The foods to avoid with psoriasis are common everyday foods that you will have to eliminate or lessen if you want to help get your psoriasis under control.
Psoriasis is a thickening of the skin with the formation of red patches covered with shiny silvery scales that shed continuously. The lesions—mildly sore and itchy—usually affect the elbows, knees, buttocks, back, and scalp, although the plaques may develop elsewhere (finger– and toenails, genitals, anal area, and skinfolds). One to two percent of Americans has some degree of psoriasis, while 10 percent of these have a severe, incapacitating form. About one in twenty have associated arthritis, commonly of the fingers and toes, but sometimes of the spine.
The fundamental cause of psoriasis is not known. One in three appear to have some hereditary factor. The essential problem is an overproduction of epidermal cells. The replacement of these cells takes place every twenty-eight days. In psoriasis, because of rapid production.

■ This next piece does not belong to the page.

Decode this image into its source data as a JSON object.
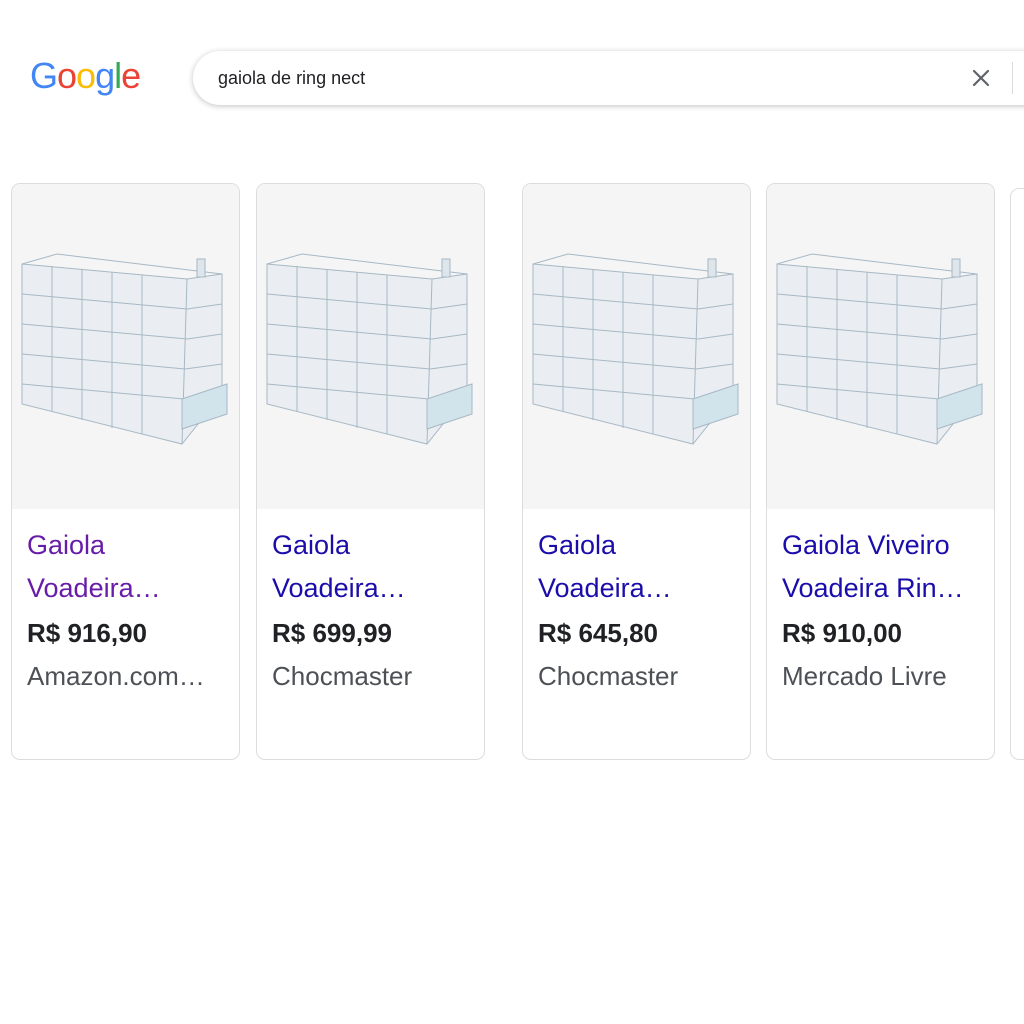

Replacement occurs in three to four days. The severity of the illness varies widely. An acute attack usually ends spontaneously, but the condition often recurs. Hot weather, humidity, and sunlight aid, while cold weather hinders recovery. Emotional stress, an infection such as a sore throat, an injury of the skin, alcohol, and general debility tend to precipitate an attack. In psoriasis, the nails characteristically become pitted, contain spots of yellowish discoloration, and toward the tips may separate from their beds.

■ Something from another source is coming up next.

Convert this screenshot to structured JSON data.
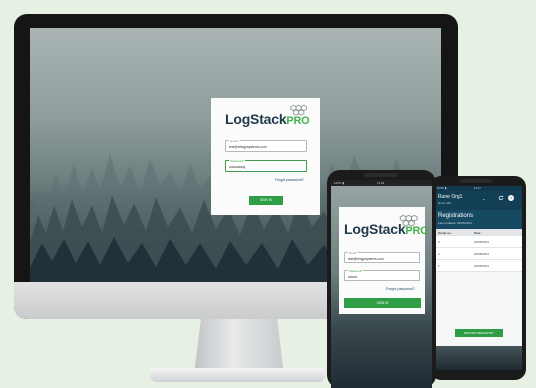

Foods to avoid With psoriasis
SATURATED FAT: You can find saturated fats in milk, dairy products (cheese, cream, and butter), meat, bacon, sausages, pate, and other meat derivatives. Its consumption worsens psoriasis.
MILK: Milk and dairy products, in general, exacerbate most skin diseases, including psoriasis.
MEAT: Meat and particularly variety meats encourage the inflammatory processes and psoriasis because of their arachidonic acid content.
ALCOHOLIC BEVERAGES: Alcohol dilates the blood vessels in the skin, which increases the itching and redness of psoriasis.
Best foods for psoriasis
VEGETABLES: Many of these contain a substance called psoralen that increases photosensitization. Celery and lettuce are two of the best foods for psoriasis. Sunbathing after eating these vegetables, improves psoriasis.
FISH OIL: Omega-3 fatty acids in fish oil can improve psoriasis. Oily fish such as tuna, salmon, and sardines have a similar effect.
MOLASSES: Molasses is very rich in minerals and trace elements such as selenium and zinc, which improves psoriasis.
VITAMIN A: Dark green and orange vegetables such as spinach and carrots and fruit such as apricots and mangos provide beta-carotene that transforms into vitamin A in the body. This process is essential for healthy skin cells.
APRICOT: Due to their content of provitamin A, apricots increase resistance to infections. They are recommended for chronic pharyngitis, sinusitis, eczema, and psoriasis.
CELERY: Celery contains psoralens, substances that can produce hypersensitivity to sunlight in predisposed individuals. These same substances provide a protective effect in cases of psoriasis, a disease that is difficult to treat, which is characterized by reddish eruptions and scales on the skin.
Raw-foods diet benefits for the skin
Many skin conditions, particularly those that are allergy-related, disappear by eating a diet based on raw fruits and vegetables for several days. It is best to eat fruits and vegetables in their natural state without culinary or industrial processing. You can dress salads in oil and lemon.
You can slowly add other foods such as bread, grains, legumes, dairy products, etcetera, back into the diet until you identify the food or foods that are causing the skin allergy. In many cases, the underlying agents are additives or spices. In addition to staying away from the food that causes the skin conditions, those with sensitive skin will improve with a diet rich in unprocessed, raw plant-based foods.
- George D. Pamplona-Roger, M.D. “Encyclopedia of Foods and Their Healing Power.” George D. Pamplona-Roger, M.D. Encyclopedia of Foods and Their Healing Power. Trans. Annette Melgosa. Vol. 2. Chai Wan: Editorial Safeliz, 2005. 249, 335, 27. Print. [foods to avoid with psoriasis]
- Hardinge, Mervyn G and Harold Shryock. “Family Medical Guide.” Hardinge, Mervyn G and Harold Shryock. Family Medical Guide. Ed. Marvin Moore and Bonnie Tyson-Flynn. Vol. Three. Oshawa; Washington, D.C.; Hagerstown: Pacific Press Publishing Association; Review and Herald Publishing Association, 1999. Three vols. 259. Print. [Best foods for psoriasis]